  2. In order to prevent injustice, courts of equity will restrain a party from further litigation, by a writ of inunction; for example, after two verdicts on trials at bar, in favor of the plaintiff, a perpetual injunction was decreed [Str. 404]. And not only between two individuals will a court of equity grant this relief, as in the above case of several ejectments, but also, when one general-legal right, as a right of fishery, is claimed against several, distinct persons, in which case there would be no end of bringing actions, since each action would only bind the particular right in question, between the plaintiff and defendant in such action, without deciding the general right claimed [2 Atk. 484; 2 Ves. jr. 587. Vide Circuity of Actions].

 

LITIGANT

One engaged in a suit; one fond of litigation.

 

(Black’s)

LITIGATION

A judicial controversy. A contest in a court of justice, for the purpose of enforcing a right.

 

LITIGATE

To dispute or contend in form of law; to carry on a suit.

 

LITIGANT

A party to a lawsuit; one engaged in litigation; usually spoken of active parties, not of nominal ones.

 

(Webster’s)

LIT’IGATE, v.t. [L. litigo, from lis, litis, a contest or debate.]

To contest in law; to prosecute or defend by pleadings, exhibition of evidence, and judicial debate; as, to litigate a cause or a question.

 

LIT’IGATE, v.i.

To dispute in law; to carry on a suit by judicial process.

Esquire “Legally” Defined

The following definitions for “esquire” are taken from Ballantine’s Law Dictionary (3rd edition), Bouvier’s Law Dictionary (6th edition), Black’s Law Dictionary (2nd edition), and Webster’s Dictionary (1828):

 

 

(Ballantine’s)

The term is applied to barristers-at-law, and in the United States it is customary to append the title to attorneys at law in addressing them by letter.

Blackstone has said it is a matter somewhat unsettled what constitutes the distinction between a gentleman, and an esquire, or who is a real esquire [see 1 Bl Comm 406].

 

(Bouvier’s)

  1. A title applied by courtesy to officers of almost every description, to members of the bar, and others.

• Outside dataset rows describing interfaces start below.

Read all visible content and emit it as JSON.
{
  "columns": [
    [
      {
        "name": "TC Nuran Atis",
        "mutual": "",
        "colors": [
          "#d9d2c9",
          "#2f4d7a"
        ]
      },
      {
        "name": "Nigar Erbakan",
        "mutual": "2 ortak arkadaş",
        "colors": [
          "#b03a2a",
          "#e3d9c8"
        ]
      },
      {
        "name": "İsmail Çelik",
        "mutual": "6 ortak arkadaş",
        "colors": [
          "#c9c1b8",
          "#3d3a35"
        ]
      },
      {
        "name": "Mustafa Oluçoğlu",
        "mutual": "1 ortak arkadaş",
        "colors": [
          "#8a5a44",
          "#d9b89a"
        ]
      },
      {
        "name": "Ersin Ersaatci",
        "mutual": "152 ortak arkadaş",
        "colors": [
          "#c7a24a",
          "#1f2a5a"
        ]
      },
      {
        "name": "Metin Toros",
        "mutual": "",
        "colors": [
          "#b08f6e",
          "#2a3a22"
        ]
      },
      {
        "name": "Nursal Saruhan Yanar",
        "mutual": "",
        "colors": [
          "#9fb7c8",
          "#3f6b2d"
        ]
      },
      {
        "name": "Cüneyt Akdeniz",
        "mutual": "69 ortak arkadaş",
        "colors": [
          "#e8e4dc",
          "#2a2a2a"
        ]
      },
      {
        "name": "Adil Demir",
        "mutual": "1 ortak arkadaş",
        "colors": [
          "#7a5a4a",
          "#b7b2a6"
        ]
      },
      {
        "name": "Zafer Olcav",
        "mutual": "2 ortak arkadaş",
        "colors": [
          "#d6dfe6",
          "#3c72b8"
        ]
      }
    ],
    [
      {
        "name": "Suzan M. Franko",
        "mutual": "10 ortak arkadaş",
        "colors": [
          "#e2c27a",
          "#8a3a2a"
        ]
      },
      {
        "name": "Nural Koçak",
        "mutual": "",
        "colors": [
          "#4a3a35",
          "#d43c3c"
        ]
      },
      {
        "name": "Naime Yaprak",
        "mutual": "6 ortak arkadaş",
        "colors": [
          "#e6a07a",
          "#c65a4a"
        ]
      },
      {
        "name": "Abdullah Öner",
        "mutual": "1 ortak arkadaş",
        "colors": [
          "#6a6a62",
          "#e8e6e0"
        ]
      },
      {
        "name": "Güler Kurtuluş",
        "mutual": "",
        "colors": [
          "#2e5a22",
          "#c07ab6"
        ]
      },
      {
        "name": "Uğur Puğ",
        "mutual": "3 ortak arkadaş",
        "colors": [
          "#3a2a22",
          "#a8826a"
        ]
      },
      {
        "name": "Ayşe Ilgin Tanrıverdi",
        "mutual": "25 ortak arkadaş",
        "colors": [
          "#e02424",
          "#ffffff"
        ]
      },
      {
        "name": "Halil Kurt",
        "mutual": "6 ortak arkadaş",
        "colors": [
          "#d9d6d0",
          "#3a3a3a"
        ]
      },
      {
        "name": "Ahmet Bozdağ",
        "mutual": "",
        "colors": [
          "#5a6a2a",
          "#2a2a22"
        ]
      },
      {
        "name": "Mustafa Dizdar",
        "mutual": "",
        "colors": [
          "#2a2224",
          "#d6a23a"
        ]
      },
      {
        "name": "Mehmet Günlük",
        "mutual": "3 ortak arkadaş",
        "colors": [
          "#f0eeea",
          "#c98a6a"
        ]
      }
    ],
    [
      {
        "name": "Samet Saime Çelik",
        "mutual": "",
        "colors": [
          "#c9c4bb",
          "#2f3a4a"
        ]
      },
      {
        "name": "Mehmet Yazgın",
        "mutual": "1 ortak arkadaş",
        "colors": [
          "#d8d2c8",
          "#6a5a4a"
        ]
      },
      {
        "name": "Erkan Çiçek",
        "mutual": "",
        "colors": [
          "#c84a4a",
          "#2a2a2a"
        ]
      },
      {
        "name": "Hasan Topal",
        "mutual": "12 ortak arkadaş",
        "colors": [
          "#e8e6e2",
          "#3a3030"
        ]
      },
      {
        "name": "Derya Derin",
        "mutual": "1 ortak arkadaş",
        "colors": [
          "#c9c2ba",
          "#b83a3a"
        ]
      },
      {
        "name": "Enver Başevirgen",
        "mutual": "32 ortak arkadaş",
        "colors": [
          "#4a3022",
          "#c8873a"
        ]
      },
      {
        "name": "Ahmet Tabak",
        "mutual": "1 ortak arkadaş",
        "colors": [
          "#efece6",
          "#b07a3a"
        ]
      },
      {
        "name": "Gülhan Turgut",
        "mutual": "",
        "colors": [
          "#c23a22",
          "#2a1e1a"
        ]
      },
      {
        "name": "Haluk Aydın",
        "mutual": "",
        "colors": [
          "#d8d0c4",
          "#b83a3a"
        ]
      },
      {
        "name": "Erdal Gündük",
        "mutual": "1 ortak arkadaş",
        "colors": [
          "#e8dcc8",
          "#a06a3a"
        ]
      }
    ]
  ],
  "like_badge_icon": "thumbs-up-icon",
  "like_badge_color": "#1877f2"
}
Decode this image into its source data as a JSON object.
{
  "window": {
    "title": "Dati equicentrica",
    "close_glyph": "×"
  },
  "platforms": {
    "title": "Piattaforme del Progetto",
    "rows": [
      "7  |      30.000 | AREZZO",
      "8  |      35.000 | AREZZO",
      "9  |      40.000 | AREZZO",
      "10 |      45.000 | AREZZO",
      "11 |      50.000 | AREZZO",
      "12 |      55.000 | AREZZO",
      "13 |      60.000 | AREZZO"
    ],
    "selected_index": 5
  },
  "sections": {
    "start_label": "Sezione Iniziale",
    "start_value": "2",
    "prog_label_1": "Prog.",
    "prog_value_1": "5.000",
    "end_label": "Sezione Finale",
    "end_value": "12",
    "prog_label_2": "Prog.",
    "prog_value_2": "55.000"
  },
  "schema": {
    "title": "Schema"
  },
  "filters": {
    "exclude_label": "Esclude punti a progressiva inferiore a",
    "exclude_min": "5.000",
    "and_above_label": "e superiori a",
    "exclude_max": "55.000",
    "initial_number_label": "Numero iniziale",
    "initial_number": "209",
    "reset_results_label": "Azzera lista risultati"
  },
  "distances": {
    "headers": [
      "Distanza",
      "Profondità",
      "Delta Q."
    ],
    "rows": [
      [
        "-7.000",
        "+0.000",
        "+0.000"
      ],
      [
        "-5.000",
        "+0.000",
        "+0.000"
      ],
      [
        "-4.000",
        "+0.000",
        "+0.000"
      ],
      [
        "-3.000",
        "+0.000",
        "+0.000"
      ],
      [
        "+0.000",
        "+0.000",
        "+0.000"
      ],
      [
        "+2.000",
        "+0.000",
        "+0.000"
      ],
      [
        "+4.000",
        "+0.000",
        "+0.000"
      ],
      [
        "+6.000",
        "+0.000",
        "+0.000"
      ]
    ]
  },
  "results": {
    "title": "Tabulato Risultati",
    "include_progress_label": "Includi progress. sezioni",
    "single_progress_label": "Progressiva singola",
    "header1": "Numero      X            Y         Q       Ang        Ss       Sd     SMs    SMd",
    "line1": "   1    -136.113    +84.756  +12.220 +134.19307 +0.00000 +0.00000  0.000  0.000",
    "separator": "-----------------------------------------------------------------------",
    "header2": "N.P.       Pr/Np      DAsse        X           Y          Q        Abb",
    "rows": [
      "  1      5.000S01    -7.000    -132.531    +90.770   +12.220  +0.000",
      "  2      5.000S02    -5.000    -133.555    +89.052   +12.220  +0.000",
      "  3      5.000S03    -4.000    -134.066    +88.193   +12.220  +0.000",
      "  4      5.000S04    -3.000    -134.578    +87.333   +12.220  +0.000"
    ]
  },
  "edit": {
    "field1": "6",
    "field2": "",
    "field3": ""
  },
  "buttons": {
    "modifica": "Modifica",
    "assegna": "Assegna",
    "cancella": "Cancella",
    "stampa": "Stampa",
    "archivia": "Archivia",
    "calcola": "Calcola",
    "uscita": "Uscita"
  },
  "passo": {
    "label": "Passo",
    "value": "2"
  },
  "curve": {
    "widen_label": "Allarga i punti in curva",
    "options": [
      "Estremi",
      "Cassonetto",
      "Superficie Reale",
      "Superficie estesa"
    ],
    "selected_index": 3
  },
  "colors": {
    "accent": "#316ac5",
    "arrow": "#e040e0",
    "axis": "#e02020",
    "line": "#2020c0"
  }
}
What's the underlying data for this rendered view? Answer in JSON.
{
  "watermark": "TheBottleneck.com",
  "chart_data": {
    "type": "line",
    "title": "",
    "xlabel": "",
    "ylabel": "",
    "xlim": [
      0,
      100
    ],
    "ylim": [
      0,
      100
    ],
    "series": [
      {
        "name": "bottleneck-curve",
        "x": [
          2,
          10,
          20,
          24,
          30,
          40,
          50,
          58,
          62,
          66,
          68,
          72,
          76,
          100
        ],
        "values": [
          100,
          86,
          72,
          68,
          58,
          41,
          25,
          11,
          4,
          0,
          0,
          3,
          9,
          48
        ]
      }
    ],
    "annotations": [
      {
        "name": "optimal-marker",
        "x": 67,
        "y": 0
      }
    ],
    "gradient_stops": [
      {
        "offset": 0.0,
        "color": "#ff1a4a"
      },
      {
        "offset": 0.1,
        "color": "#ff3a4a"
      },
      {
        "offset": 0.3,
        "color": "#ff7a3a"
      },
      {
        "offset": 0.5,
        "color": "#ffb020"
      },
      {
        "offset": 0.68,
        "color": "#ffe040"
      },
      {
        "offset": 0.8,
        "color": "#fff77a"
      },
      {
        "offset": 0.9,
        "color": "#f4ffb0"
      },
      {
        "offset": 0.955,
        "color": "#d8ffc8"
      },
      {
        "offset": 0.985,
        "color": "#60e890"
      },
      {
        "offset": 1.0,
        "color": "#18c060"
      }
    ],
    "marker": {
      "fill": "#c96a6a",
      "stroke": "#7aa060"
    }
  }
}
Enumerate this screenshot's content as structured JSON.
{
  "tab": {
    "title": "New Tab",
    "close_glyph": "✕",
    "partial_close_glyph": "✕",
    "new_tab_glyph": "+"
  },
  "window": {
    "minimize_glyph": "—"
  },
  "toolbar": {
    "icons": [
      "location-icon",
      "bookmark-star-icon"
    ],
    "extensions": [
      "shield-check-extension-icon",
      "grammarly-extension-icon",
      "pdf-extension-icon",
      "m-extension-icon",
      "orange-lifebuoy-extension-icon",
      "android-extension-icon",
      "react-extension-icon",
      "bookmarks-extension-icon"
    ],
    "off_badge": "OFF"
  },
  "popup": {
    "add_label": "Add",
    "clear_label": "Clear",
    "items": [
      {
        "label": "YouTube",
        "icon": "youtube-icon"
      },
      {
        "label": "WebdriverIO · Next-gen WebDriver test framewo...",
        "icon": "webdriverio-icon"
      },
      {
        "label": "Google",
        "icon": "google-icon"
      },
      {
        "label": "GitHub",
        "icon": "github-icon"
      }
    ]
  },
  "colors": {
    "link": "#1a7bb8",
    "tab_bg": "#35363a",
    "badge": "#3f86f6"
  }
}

No one is entitled to it by law, and, therefore, it confers, no distinction in law.
  2. In England, it is a title next above that of a gentleman, and below a knight. Camden reckons up four kinds of esquires, particularly regarded by the heralds:
      1. The eldest sons of knights and their eldest sons, in perpetual succession.
      2. The eldest sons of the younger sons of peers, and their eldest sons in like perpetual succession.
      3. Esquires created by the king’s letters patent, or other investiture, and their eldest sons.
      4. Esquires by virtue of their office, as justices of the peace, and others who bear any office of trust under the crown.

(Black’s)

In English law, a title of dignity next above gentleman, and below knight. Also a title of office given to sheriffs, serjeants, and barristers at law, justices of the peace and others [1 Bl. Comm. 406; 3 Steph. Comm. 15, note; Tomlins; on the use of this term in American law, particularly as applied to justices of the peace and other inferior judicial officers, see Call v. Foresman, 5 Watts (Pa.) 331; Christian v. Ashley County, 24 Ark. 151; Com. v. Vance, 15 Serg. & R. (Pa.) 37].

 

(Webster’s)

ESQUI’RE, n. [L. scutum, a shield; Gr. A hide, of which shields were anciently made].

A shield-bearer or armor-bearer, scutifer; an attendant on a knight. Hence in modern times, a title of dignity next in degree below a knight.

  • In England, this title is given to the younger sons of noblemen, to officers of the king’s courts and of the household, to counselors at law, justices of the peace, while in commission, sheriffs, and other gentlemen.
  • In the United States, the title is given to public officers of all degrees, from governors down to justices and attorneys. Indeed the title, in addressing letters, is bestowed on any person at pleasure, and contains no definite description. It is merely an expression of respect.

ESQUI’RE, v.t.

To attend; to wait on.